Dr. Renato Cardoso (Associate Professor of Law and Vice-Coordinator for the Postgraduate Program on Neuroscience, Federal University of Minas Gerais) gave the final talk of the webinar, titled "The Neurolaw Revolution—and Perspectives from Brazil". As a highly populated country, Brazil shows specific issues regarding neurotechnology: while a large part of the population have access to this technology, another great number of people lack access not only to neurotechnology but also to basic healthcare services. Furthermore, its health system suffers from poor funding, inequality, inefficiency, anti-scientism, and lack of sufficient evidence-based public policies. Dr. Cardoso also stressed the need for neuroethics cross-cultural studies, due to problems in replicating research from the Global North into the South—as it is the case with experimental philosophy and social psychology studies on free will. He concluded his talk by analyzing a recent constitutional amendment proposal in Brazil to introduce neurorights.

The Neuroethics in Context webinar ended with a joint discussion session moderated by Dr. Muñoz, in which, among other things, speakers talked about how their own professional experiences in different parts of the world contributed to their particular understanding of the issues related to contextual neuroethics. They also agreed on highlighting a critical challenge still pending: working toward developing tools to ensure that the contextual and international components of neuroethics will lead to actual cross-cultural engagement. Additionally, attendees engaged during the discussion in two ways. First, they replied to the following poll question: “Which term first comes to mind when you think about context in neuroethics?” Among four options, “culture” was the dominant answer (69% of votes) ahead of others such as “diversity, equity, and inclusion (DEI),” “regional location,” and “other.” Second, attendees had the opportunity to make questions related to: (1) cultural differences not only between regions of the world but also between countries within them; (2) the impact of Chilean neuroethics/neurorights initiatives in the rest of Latin America; (3) tensions between technological and more basic approaches to mental health; and (4) opportunities for neuroethics engagement of undergraduate students.
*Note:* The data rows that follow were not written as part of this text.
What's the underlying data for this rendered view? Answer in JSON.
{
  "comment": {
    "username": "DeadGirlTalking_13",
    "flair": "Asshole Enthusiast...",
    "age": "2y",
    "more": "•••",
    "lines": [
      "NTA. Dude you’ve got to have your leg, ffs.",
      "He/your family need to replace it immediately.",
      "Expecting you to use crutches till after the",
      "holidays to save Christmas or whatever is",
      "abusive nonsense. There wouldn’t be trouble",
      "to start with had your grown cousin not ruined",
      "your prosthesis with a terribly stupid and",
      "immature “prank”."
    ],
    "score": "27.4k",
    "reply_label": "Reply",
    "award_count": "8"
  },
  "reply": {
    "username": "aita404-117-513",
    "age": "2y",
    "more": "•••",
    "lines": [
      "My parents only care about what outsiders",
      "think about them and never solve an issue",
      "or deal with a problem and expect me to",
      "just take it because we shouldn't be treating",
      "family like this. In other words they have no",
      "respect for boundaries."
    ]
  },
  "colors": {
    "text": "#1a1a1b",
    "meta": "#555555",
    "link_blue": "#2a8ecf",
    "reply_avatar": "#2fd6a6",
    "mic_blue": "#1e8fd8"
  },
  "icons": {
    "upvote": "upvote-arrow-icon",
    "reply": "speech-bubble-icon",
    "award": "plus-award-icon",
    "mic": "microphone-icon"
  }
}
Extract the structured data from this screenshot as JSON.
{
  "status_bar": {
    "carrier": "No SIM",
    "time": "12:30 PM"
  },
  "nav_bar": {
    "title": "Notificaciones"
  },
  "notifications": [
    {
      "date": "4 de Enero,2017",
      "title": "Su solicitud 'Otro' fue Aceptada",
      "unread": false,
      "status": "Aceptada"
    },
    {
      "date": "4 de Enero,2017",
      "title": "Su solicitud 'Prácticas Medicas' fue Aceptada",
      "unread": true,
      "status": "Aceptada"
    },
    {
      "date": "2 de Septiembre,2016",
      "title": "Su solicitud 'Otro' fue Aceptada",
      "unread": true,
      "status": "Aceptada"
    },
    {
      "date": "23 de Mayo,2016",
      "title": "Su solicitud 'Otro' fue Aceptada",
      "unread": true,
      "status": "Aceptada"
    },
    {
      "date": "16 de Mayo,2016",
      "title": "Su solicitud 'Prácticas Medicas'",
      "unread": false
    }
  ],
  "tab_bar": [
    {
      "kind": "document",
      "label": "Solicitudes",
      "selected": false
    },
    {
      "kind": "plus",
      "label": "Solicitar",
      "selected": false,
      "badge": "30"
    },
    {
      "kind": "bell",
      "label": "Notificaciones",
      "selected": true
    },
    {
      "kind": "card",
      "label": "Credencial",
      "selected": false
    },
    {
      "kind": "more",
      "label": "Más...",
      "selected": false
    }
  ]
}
In the end, this webinar made clear the need for a more meaningful participation of different cultural and regional actors in global discussions on the ethical and legal repercussions of neuroscience and neurotechnology. Moreover, it has been clarified that Latin America is culturally very heterogeneous, as there are many interesting differences within the region that may be striking to a North American or European eye. For instance, syncretism in Mexico highly influences the extent to which people trust science and technology. For their part, Chile and Argentina show important differences in how parents consider pharmacological treatment as an adequate means to treat mental conditions of their children. Finally, it has also been useful to clarify that there is a lot of movement in the region when it comes to neuroethics, as demonstrated, for example, by the first case worldwide recognizing the right to mental privacy (in Chile) and the national initiatives to incorporate neurorights (in Brazil and Chile).